▶ _Exercise_: Will you write out the data exactly, excluding every picture?

Segment Start: Supplied data

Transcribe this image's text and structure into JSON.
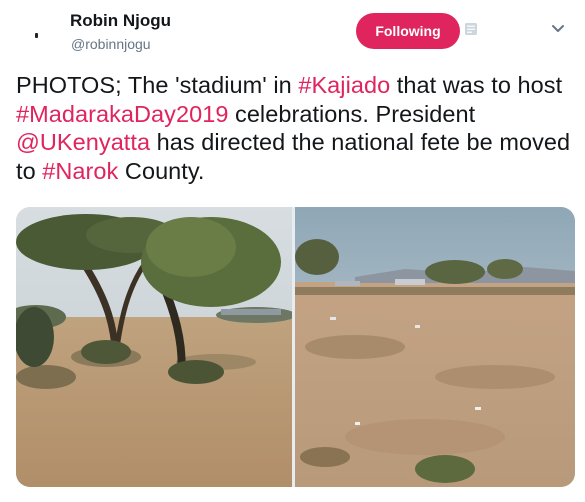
{
  "user": {
    "name": "Robin Njogu",
    "handle": "@robinnjogu"
  },
  "follow_button": {
    "label": "Following"
  },
  "icons": {
    "avatar": "avatar-icon",
    "block": "block-icon",
    "menu": "chevron-down-icon"
  },
  "tweet": {
    "seg1": "PHOTOS; The 'stadium' in ",
    "tag1": "#Kajiado",
    "seg2": " that was to host ",
    "tag2": "#MadarakaDay2019",
    "seg3": " celebrations. President ",
    "mention1": "@UKenyatta",
    "seg4": " has directed the national fete be moved to ",
    "tag3": "#Narok",
    "seg5": " County."
  },
  "colors": {
    "accent": "#e0245e",
    "text": "#14171a",
    "secondary": "#657786"
  }
}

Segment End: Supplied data

▶ _Result_:
Transcribe this image's text and structure into JSON.
{
  "user": {
    "name": "Robin Njogu",
    "handle": "@robinnjogu"
  },
  "follow_button": {
    "label": "Following"
  },
  "icons": {
    "avatar": "avatar-icon",
    "block": "block-icon",
    "menu": "chevron-down-icon"
  },
  "tweet": {
    "seg1": "PHOTOS; The 'stadium' in ",
    "tag1": "#Kajiado",
    "seg2": " that was to host ",
    "tag2": "#MadarakaDay2019",
    "seg3": " celebrations. President ",
    "mention1": "@UKenyatta",
    "seg4": " has directed the national fete be moved to ",
    "tag3": "#Narok",
    "seg5": " County."
  },
  "colors": {
    "accent": "#e0245e",
    "text": "#14171a",
    "secondary": "#657786"
  }
}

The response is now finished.